(Beginning of GIVEN DATA)

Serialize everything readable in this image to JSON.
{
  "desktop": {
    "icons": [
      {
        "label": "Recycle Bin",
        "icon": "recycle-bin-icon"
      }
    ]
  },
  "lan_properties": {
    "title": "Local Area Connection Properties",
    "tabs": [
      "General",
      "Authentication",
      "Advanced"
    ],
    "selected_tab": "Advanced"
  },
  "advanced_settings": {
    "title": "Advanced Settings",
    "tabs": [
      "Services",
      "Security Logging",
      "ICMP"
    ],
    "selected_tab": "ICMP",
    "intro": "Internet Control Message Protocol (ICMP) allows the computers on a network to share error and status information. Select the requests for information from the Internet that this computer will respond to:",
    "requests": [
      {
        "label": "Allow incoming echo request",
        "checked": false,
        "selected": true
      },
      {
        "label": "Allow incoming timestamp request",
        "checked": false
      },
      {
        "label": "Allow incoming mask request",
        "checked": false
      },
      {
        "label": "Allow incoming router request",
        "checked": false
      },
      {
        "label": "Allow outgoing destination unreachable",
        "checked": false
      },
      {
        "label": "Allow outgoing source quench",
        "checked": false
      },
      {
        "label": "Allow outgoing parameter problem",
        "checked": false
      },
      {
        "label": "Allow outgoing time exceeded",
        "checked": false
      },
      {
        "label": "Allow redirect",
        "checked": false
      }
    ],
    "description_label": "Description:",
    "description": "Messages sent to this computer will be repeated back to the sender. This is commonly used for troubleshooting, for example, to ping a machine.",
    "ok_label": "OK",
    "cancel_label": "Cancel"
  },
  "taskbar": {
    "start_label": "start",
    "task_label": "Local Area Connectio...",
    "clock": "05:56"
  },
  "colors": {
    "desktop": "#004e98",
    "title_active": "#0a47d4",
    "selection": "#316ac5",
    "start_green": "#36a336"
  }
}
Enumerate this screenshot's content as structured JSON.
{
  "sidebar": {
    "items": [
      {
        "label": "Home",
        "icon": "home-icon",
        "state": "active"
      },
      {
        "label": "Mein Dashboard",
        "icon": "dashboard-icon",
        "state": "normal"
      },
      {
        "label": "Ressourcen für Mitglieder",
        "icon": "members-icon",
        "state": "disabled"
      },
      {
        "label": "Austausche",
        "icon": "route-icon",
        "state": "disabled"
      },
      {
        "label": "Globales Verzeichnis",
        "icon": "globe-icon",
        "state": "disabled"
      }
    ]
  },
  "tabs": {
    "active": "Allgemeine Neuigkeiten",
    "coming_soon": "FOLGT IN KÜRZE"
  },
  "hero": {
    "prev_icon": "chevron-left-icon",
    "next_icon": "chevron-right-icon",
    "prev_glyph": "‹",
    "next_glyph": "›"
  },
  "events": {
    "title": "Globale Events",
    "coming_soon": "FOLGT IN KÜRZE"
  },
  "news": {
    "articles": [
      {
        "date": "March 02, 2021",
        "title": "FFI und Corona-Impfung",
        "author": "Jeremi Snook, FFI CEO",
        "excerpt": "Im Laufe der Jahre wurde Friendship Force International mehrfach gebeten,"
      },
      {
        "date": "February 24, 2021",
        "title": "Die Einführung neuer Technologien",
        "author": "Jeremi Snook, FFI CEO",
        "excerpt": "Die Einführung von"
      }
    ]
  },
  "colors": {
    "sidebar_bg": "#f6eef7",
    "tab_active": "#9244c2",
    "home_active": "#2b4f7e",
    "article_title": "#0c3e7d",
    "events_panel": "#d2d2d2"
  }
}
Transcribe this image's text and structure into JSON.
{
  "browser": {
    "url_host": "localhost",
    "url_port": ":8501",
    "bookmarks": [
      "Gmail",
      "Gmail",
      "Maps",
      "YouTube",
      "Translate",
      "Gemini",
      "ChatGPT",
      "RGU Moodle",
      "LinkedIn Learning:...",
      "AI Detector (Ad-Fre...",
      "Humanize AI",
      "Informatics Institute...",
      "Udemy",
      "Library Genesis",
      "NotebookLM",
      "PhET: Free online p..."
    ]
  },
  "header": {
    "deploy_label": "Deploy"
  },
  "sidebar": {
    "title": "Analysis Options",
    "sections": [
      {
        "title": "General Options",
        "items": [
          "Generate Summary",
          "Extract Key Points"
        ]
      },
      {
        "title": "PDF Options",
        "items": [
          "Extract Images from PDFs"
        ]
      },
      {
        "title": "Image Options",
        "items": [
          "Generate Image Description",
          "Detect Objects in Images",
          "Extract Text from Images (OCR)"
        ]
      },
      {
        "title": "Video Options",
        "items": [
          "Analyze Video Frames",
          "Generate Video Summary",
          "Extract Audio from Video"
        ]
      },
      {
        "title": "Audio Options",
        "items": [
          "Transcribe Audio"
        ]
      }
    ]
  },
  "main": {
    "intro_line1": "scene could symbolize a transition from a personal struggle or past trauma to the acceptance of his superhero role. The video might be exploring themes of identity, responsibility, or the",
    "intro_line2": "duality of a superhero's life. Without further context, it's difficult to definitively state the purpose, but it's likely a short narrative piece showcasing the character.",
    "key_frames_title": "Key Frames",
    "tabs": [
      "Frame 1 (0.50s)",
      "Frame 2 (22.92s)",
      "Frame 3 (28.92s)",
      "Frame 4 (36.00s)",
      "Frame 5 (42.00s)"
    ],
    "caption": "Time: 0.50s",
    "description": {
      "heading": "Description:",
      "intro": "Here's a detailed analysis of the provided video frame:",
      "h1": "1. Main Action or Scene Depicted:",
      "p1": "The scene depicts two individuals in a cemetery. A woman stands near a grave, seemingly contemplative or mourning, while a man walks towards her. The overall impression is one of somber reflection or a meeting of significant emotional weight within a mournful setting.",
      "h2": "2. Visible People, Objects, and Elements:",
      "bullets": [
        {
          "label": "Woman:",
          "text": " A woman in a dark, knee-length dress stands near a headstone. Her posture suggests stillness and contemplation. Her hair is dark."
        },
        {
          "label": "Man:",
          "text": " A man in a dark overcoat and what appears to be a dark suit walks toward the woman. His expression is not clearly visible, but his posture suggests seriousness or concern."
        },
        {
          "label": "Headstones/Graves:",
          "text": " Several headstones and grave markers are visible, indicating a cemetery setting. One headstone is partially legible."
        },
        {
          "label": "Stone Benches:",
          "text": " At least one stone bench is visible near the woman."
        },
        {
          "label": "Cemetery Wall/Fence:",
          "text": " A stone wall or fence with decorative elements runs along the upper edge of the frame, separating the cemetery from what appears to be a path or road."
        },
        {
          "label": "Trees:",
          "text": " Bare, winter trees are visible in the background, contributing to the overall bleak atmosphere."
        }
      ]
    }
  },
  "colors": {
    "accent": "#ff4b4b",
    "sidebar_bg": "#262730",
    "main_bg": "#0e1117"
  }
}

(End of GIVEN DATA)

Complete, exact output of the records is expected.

Serialize everything readable in this image to JSON.
{
  "desktop": {
    "icons": [
      {
        "label": "Recycle Bin",
        "icon": "recycle-bin-icon"
      }
    ]
  },
  "lan_properties": {
    "title": "Local Area Connection Properties",
    "tabs": [
      "General",
      "Authentication",
      "Advanced"
    ],
    "selected_tab": "Advanced"
  },
  "advanced_settings": {
    "title": "Advanced Settings",
    "tabs": [
      "Services",
      "Security Logging",
      "ICMP"
    ],
    "selected_tab": "ICMP",
    "intro": "Internet Control Message Protocol (ICMP) allows the computers on a network to share error and status information. Select the requests for information from the Internet that this computer will respond to:",
    "requests": [
      {
        "label": "Allow incoming echo request",
        "checked": false,
        "selected": true
      },
      {
        "label": "Allow incoming timestamp request",
        "checked": false
      },
      {
        "label": "Allow incoming mask request",
        "checked": false
      },
      {
        "label": "Allow incoming router request",
        "checked": false
      },
      {
        "label": "Allow outgoing destination unreachable",
        "checked": false
      },
      {
        "label": "Allow outgoing source quench",
        "checked": false
      },
      {
        "label": "Allow outgoing parameter problem",
        "checked": false
      },
      {
        "label": "Allow outgoing time exceeded",
        "checked": false
      },
      {
        "label": "Allow redirect",
        "checked": false
      }
    ],
    "description_label": "Description:",
    "description": "Messages sent to this computer will be repeated back to the sender. This is commonly used for troubleshooting, for example, to ping a machine.",
    "ok_label": "OK",
    "cancel_label": "Cancel"
  },
  "taskbar": {
    "start_label": "start",
    "task_label": "Local Area Connectio...",
    "clock": "05:56"
  },
  "colors": {
    "desktop": "#004e98",
    "title_active": "#0a47d4",
    "selection": "#316ac5",
    "start_green": "#36a336"
  }
}
Enumerate this screenshot's content as structured JSON.
{
  "sidebar": {
    "items": [
      {
        "label": "Home",
        "icon": "home-icon",
        "state": "active"
      },
      {
        "label": "Mein Dashboard",
        "icon": "dashboard-icon",
        "state": "normal"
      },
      {
        "label": "Ressourcen für Mitglieder",
        "icon": "members-icon",
        "state": "disabled"
      },
      {
        "label": "Austausche",
        "icon": "route-icon",
        "state": "disabled"
      },
      {
        "label": "Globales Verzeichnis",
        "icon": "globe-icon",
        "state": "disabled"
      }
    ]
  },
  "tabs": {
    "active": "Allgemeine Neuigkeiten",
    "coming_soon": "FOLGT IN KÜRZE"
  },
  "hero": {
    "prev_icon": "chevron-left-icon",
    "next_icon": "chevron-right-icon",
    "prev_glyph": "‹",
    "next_glyph": "›"
  },
  "events": {
    "title": "Globale Events",
    "coming_soon": "FOLGT IN KÜRZE"
  },
  "news": {
    "articles": [
      {
        "date": "March 02, 2021",
        "title": "FFI und Corona-Impfung",
        "author": "Jeremi Snook, FFI CEO",
        "excerpt": "Im Laufe der Jahre wurde Friendship Force International mehrfach gebeten,"
      },
      {
        "date": "February 24, 2021",
        "title": "Die Einführung neuer Technologien",
        "author": "Jeremi Snook, FFI CEO",
        "excerpt": "Die Einführung von"
      }
    ]
  },
  "colors": {
    "sidebar_bg": "#f6eef7",
    "tab_active": "#9244c2",
    "home_active": "#2b4f7e",
    "article_title": "#0c3e7d",
    "events_panel": "#d2d2d2"
  }
}
Transcribe this image's text and structure into JSON.
{
  "browser": {
    "url_host": "localhost",
    "url_port": ":8501",
    "bookmarks": [
      "Gmail",
      "Gmail",
      "Maps",
      "YouTube",
      "Translate",
      "Gemini",
      "ChatGPT",
      "RGU Moodle",
      "LinkedIn Learning:...",
      "AI Detector (Ad-Fre...",
      "Humanize AI",
      "Informatics Institute...",
      "Udemy",
      "Library Genesis",
      "NotebookLM",
      "PhET: Free online p..."
    ]
  },
  "header": {
    "deploy_label": "Deploy"
  },
  "sidebar": {
    "title": "Analysis Options",
    "sections": [
      {
        "title": "General Options",
        "items": [
          "Generate Summary",
          "Extract Key Points"
        ]
      },
      {
        "title": "PDF Options",
        "items": [
          "Extract Images from PDFs"
        ]
      },
      {
        "title": "Image Options",
        "items": [
          "Generate Image Description",
          "Detect Objects in Images",
          "Extract Text from Images (OCR)"
        ]
      },
      {
        "title": "Video Options",
        "items": [
          "Analyze Video Frames",
          "Generate Video Summary",
          "Extract Audio from Video"
        ]
      },
      {
        "title": "Audio Options",
        "items": [
          "Transcribe Audio"
        ]
      }
    ]
  },
  "main": {
    "intro_line1": "scene could symbolize a transition from a personal struggle or past trauma to the acceptance of his superhero role. The video might be exploring themes of identity, responsibility, or the",
    "intro_line2": "duality of a superhero's life. Without further context, it's difficult to definitively state the purpose, but it's likely a short narrative piece showcasing the character.",
    "key_frames_title": "Key Frames",
    "tabs": [
      "Frame 1 (0.50s)",
      "Frame 2 (22.92s)",
      "Frame 3 (28.92s)",
      "Frame 4 (36.00s)",
      "Frame 5 (42.00s)"
    ],
    "caption": "Time: 0.50s",
    "description": {
      "heading": "Description:",
      "intro": "Here's a detailed analysis of the provided video frame:",
      "h1": "1. Main Action or Scene Depicted:",
      "p1": "The scene depicts two individuals in a cemetery. A woman stands near a grave, seemingly contemplative or mourning, while a man walks towards her. The overall impression is one of somber reflection or a meeting of significant emotional weight within a mournful setting.",
      "h2": "2. Visible People, Objects, and Elements:",
      "bullets": [
        {
          "label": "Woman:",
          "text": " A woman in a dark, knee-length dress stands near a headstone. Her posture suggests stillness and contemplation. Her hair is dark."
        },
        {
          "label": "Man:",
          "text": " A man in a dark overcoat and what appears to be a dark suit walks toward the woman. His expression is not clearly visible, but his posture suggests seriousness or concern."
        },
        {
          "label": "Headstones/Graves:",
          "text": " Several headstones and grave markers are visible, indicating a cemetery setting. One headstone is partially legible."
        },
        {
          "label": "Stone Benches:",
          "text": " At least one stone bench is visible near the woman."
        },
        {
          "label": "Cemetery Wall/Fence:",
          "text": " A stone wall or fence with decorative elements runs along the upper edge of the frame, separating the cemetery from what appears to be a path or road."
        },
        {
          "label": "Trees:",
          "text": " Bare, winter trees are visible in the background, contributing to the overall bleak atmosphere."
        }
      ]
    }
  },
  "colors": {
    "accent": "#ff4b4b",
    "sidebar_bg": "#262730",
    "main_bg": "#0e1117"
  }
}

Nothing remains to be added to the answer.